unbecoming human « Previous | |Next »
June 13, 2005

I'm off to Canberra in an hour so for the last two weeks of the June sittings. Then the Howard Government gains control of the Senate. So this post needs to be quick.

We often talk of people as animals becoming human beings who then become political animals in the polis. So speaks the classical political tradition that has its roots in the texts of Aristotle.

Could we not also talk in terms of human beings becoming animals?

Pryor2.jpg

We can give weight to that insight by saying we can cease to be human in some situations.

Are there not some situations where that happens? The bare life in the camps erected in the name of mandatory detention for instance?

Can the camps be regarded as experiments in easing the classic distinction between the human and the inhuman? Is this what we need to grasp?

| Posted by Gary Sauer-Thompson at 5:00 PM | | Comments (2)
Comments

Comments

The ethical and moral compass is subservient to the base instinct of maintaining power?

Cameron,

yes.

But there is still the ethics of our response to the bare life of those in the camps; a response based on the testimony of those bearing witness such as Cornelia Rau, or Peter Quasim.

Another kind of witness testimony. It says:
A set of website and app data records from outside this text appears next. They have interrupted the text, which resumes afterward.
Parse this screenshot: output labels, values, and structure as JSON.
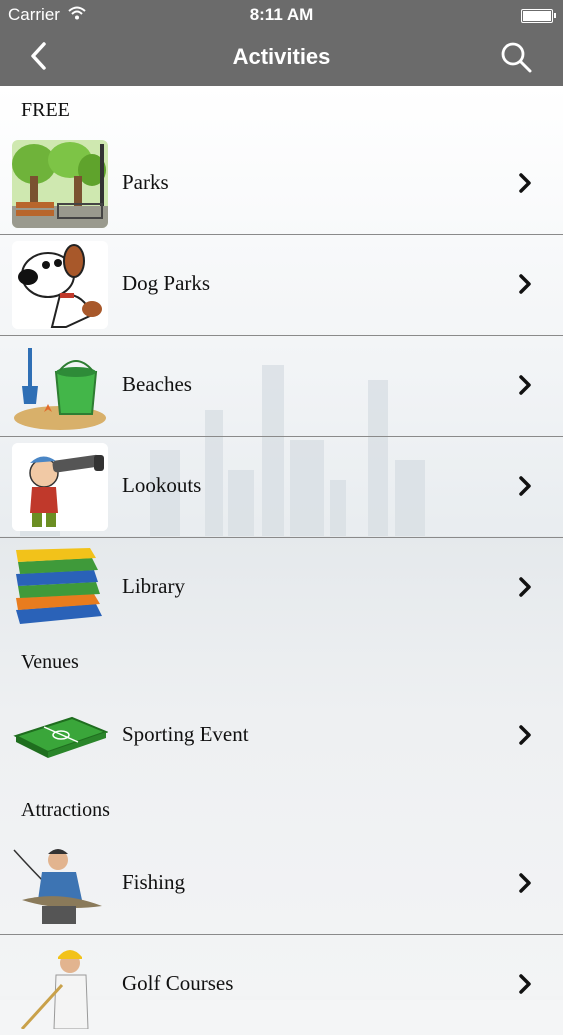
{
  "status_bar": {
    "carrier": "Carrier",
    "time": "8:11 AM"
  },
  "nav": {
    "title": "Activities",
    "back_icon": "chevron-left-icon",
    "search_icon": "search-icon"
  },
  "sections": [
    {
      "header": "FREE",
      "items": [
        {
          "label": "Parks",
          "icon": "park-icon"
        },
        {
          "label": "Dog Parks",
          "icon": "dog-icon"
        },
        {
          "label": "Beaches",
          "icon": "beach-bucket-icon"
        },
        {
          "label": "Lookouts",
          "icon": "lookout-telescope-icon"
        },
        {
          "label": "Library",
          "icon": "books-icon"
        }
      ]
    },
    {
      "header": "Venues",
      "items": [
        {
          "label": "Sporting Event",
          "icon": "soccer-field-icon"
        }
      ]
    },
    {
      "header": "Attractions",
      "items": [
        {
          "label": "Fishing",
          "icon": "fisherman-icon"
        },
        {
          "label": "Golf Courses",
          "icon": "golfer-icon"
        }
      ]
    }
  ],
  "colors": {
    "nav_bg": "#6b6b6b",
    "nav_text": "#ffffff",
    "divider": "#8a8a8a"
  }
}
Almost 50 Chinese people held in Australian immigration detention centres were put in isolation for up to 2½ weeks last month and interrogated by officials of the Chinese Government.